* Records for this task:
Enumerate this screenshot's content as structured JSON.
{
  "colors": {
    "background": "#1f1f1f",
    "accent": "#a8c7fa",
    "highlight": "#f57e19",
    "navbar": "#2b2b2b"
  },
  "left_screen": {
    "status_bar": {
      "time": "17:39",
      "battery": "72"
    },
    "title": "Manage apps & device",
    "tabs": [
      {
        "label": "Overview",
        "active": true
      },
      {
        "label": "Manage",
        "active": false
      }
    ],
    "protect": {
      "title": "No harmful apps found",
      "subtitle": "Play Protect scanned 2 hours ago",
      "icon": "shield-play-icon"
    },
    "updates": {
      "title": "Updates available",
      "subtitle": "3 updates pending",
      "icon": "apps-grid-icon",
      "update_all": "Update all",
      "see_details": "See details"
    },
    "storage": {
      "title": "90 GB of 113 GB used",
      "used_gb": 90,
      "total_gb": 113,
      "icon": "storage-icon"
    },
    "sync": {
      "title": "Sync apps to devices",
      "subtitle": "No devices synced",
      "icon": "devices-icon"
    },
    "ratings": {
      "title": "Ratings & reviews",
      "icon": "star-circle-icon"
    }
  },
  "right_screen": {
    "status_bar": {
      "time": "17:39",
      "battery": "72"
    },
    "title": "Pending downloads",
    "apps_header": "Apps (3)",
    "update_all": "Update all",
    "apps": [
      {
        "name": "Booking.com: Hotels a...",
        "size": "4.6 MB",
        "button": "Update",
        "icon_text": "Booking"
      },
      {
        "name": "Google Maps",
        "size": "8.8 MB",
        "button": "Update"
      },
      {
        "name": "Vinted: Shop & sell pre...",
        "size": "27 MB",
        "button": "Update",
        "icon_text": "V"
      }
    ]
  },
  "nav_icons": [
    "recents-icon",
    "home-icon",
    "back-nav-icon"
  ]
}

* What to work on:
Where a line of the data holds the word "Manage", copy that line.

* The answer:
    "title": "Manage apps & device",
        "label": "Manage",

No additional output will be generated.